— WHAT YOU SHOULD DO —
Everything in the entries below must be output exactly, apart from the pictures.

+++++

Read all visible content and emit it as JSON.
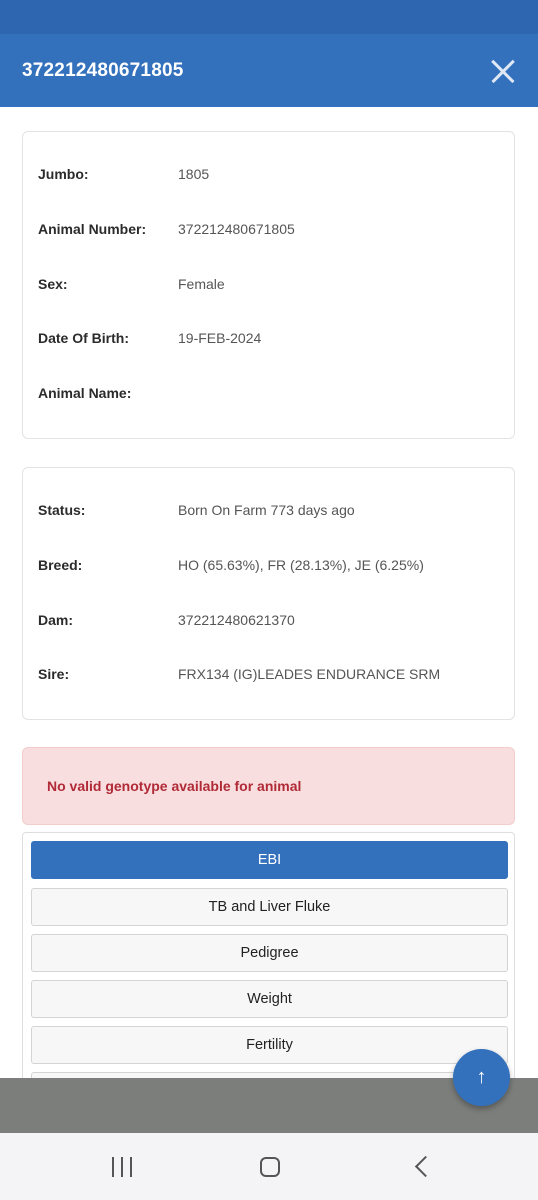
{
  "header": {
    "title": "372212480671805"
  },
  "details": [
    {
      "label": "Jumbo:",
      "value": "1805"
    },
    {
      "label": "Animal Number:",
      "value": "372212480671805"
    },
    {
      "label": "Sex:",
      "value": "Female"
    },
    {
      "label": "Date Of Birth:",
      "value": "19-FEB-2024"
    },
    {
      "label": "Animal Name:",
      "value": ""
    }
  ],
  "info": [
    {
      "label": "Status:",
      "value": "Born On Farm 773 days ago"
    },
    {
      "label": "Breed:",
      "value": "HO (65.63%), FR (28.13%), JE (6.25%)"
    },
    {
      "label": "Dam:",
      "value": "372212480621370"
    },
    {
      "label": "Sire:",
      "value": "FRX134 (IG)LEADES ENDURANCE SRM"
    }
  ],
  "alert": {
    "message": "No valid genotype available for animal"
  },
  "tabs": [
    {
      "label": "EBI",
      "active": true
    },
    {
      "label": "TB and Liver Fluke"
    },
    {
      "label": "Pedigree"
    },
    {
      "label": "Weight"
    },
    {
      "label": "Fertility"
    }
  ],
  "fab": {
    "icon": "arrow-up-icon",
    "glyph": "↑"
  },
  "nav": {
    "recents_icon": "recents-icon",
    "home_icon": "home-icon",
    "back_icon": "back-icon"
  },
  "colors": {
    "primary": "#3471bd",
    "alert_bg": "#f8dede",
    "alert_text": "#b02a37"
  }
}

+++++

— FINISHED TASK —
Read all visible content and emit it as JSON.
{
  "header": {
    "title": "372212480671805"
  },
  "details": [
    {
      "label": "Jumbo:",
      "value": "1805"
    },
    {
      "label": "Animal Number:",
      "value": "372212480671805"
    },
    {
      "label": "Sex:",
      "value": "Female"
    },
    {
      "label": "Date Of Birth:",
      "value": "19-FEB-2024"
    },
    {
      "label": "Animal Name:",
      "value": ""
    }
  ],
  "info": [
    {
      "label": "Status:",
      "value": "Born On Farm 773 days ago"
    },
    {
      "label": "Breed:",
      "value": "HO (65.63%), FR (28.13%), JE (6.25%)"
    },
    {
      "label": "Dam:",
      "value": "372212480621370"
    },
    {
      "label": "Sire:",
      "value": "FRX134 (IG)LEADES ENDURANCE SRM"
    }
  ],
  "alert": {
    "message": "No valid genotype available for animal"
  },
  "tabs": [
    {
      "label": "EBI",
      "active": true
    },
    {
      "label": "TB and Liver Fluke"
    },
    {
      "label": "Pedigree"
    },
    {
      "label": "Weight"
    },
    {
      "label": "Fertility"
    }
  ],
  "fab": {
    "icon": "arrow-up-icon",
    "glyph": "↑"
  },
  "nav": {
    "recents_icon": "recents-icon",
    "home_icon": "home-icon",
    "back_icon": "back-icon"
  },
  "colors": {
    "primary": "#3471bd",
    "alert_bg": "#f8dede",
    "alert_text": "#b02a37"
  }
}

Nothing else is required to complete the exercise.